Bees represent the femininity of our brand; they’re beautiful, soft and delicate, but they’re determined hard workers. If you get in their way they carry a powerful sting.
So says jewellery designer, Alex Monroe, of the humble honeybee which hangs in precious metal form from many of his necklace creations. Alex admits that he owes a great deal to the bees, which is why he has collaborated with Hilton Bankside to design and paint four of their beehives.
Our interest piqued by this meeting of honey and design on an urban rooftop, House of Coco’s Rachael Lindsay went along for the hives’ very first honey harvest to find out more.
For me, a honey harvest conjures up images of bucolic countryside life, of children nibbling secretly on fresh honeycomb in the garden whilst their parents call them in for dinner. It also reminds me of luxurious hotel breakfasts in tropical locations, where freshly harvested and deeply flavoursome honey seems to abound. So I was slightly surprised to be invited to a honey harvest in London.
But I quickly learn that urban beekeeping has become very much in vogue in the capital over recent years, with many rooftops becoming home to colonies of the important and endangered honeybee. Even Kew Gardens has created an exhibition in honour of the secret life of bees in their multi-sensory installation, The Hive.
With the number of honeybees in the UK rapidly declining, Hilton Bankside is only one of a number of iconic locations in London which has installed hives on their rooftop. The Bankside hives are gorgeously designed by big bee fan, Alex Monroe, in their rooftop meadow.
Each hive has been painted by Monroe to represent the British seasons, in calming pastels that are complimented by the wildflowers that have now sprung up around them, framed by the backdrop of the Shard and St Pauls.
Donning my beesuit nervously like an astronaut readying for lift-off, I am led to the hives by stockbroker-cum-beekeeper, Dale Gibson. The man behind artisan honey producer, Bermondsey Street Bees, Dale is a champion of responsible beekeeping and cares for many a London bee colony.
I learn about the fascinating life inside the hives which, I conclude, is a woman’s world. Female worker bees bite their good-for-nothing brothers’ wings off, the healthy queen proudly emits pheromones to reassure her 30,000 strong family that all is well and even the male drone who mates with the queen dies in the mating process once his use is over.
But, as Alex Monroe says, these bees also work incredibly hard with the queen laying 2,000 eggs every day and the workers producing honey, feeding the larvae and guarding the hive from dawn til dusk.
It makes every drop of honey seem precious when you realise that each worker bee makes just a twelfth of a teaspoon of honeymoon in her lifetime. So Dale, who extracts the very first harvest of honey from the Bankside hives since their installation, is incredibly careful to ensure that he does not waste a single drop.
After meeting the bees in their pretty hives and learning a little about their feminine-oriented way of life, I go down into the kitchens to watch the age-old process of raw honey extraction. Dale simply spins, cold filters and jars his honey, meaning that it tastes seriously good.

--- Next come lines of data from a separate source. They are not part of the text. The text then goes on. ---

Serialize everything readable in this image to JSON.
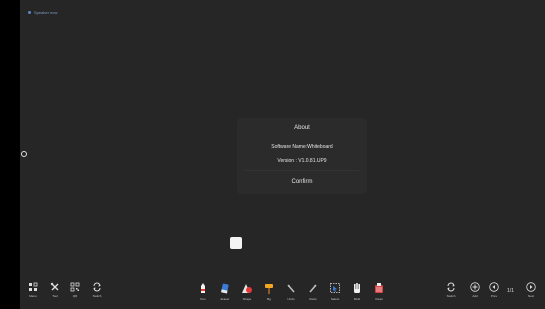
{
  "status": {
    "label": "Speaker now"
  },
  "dialog": {
    "title": "About",
    "software_name": "Software Name:Whiteboard",
    "version": "Version : V1.0.81.UP9",
    "confirm": "Confirm"
  },
  "toolbar": {
    "left": [
      {
        "label": "Menu",
        "icon": "menu-icon"
      },
      {
        "label": "Tool",
        "icon": "tools-icon"
      },
      {
        "label": "QR",
        "icon": "qr-code-icon"
      },
      {
        "label": "Switch",
        "icon": "switch-icon"
      }
    ],
    "center": [
      {
        "label": "Pen",
        "icon": "pen-icon"
      },
      {
        "label": "Eraser",
        "icon": "eraser-icon"
      },
      {
        "label": "Shape",
        "icon": "shape-icon"
      },
      {
        "label": "Bg",
        "icon": "paint-bucket-icon"
      },
      {
        "label": "Undo",
        "icon": "undo-icon"
      },
      {
        "label": "Redo",
        "icon": "redo-icon"
      },
      {
        "label": "Select",
        "icon": "select-icon"
      },
      {
        "label": "Multi",
        "icon": "multi-touch-icon"
      },
      {
        "label": "Clean",
        "icon": "clean-icon"
      }
    ],
    "right": [
      {
        "label": "Switch",
        "icon": "switch-icon"
      },
      {
        "label": "Add",
        "icon": "add-page-icon"
      },
      {
        "label": "Prev",
        "icon": "prev-page-icon"
      },
      {
        "label": "Next",
        "icon": "next-page-icon"
      }
    ],
    "page_indicator": "1/1"
  }
}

Tasting the freshly extracted honey is a dream. It is bursting with fruity and floral flavours, a world away from the shop-bought honey that I am used to.
With honey so delicious being produced right on our doorstep, it is exciting to think that beekeeping is becoming so popular. But Dale warns that London’s open spaces are diminishing and that the increase in the number of hives in the capital is putting pressure on the bees as they all compete for the same bee-friendly plants. Many of London’s beekeepers, like Dale, are campaigning to increase the number of bee-friendly plants around London and to promote the safe and careful keeping of bees in the right conditions.
Impressed by the fun design of the hives and of course the heavenly taste of that honey, I leave dreaming of creating my own rooftop bee garden and of a future where London’s green spaces continue to provide for our feminist friends, the bees.
The hives can be found at Hilton Bankside in London and you can try the honey at the hotel’s restaurant, the OXBO Bankside.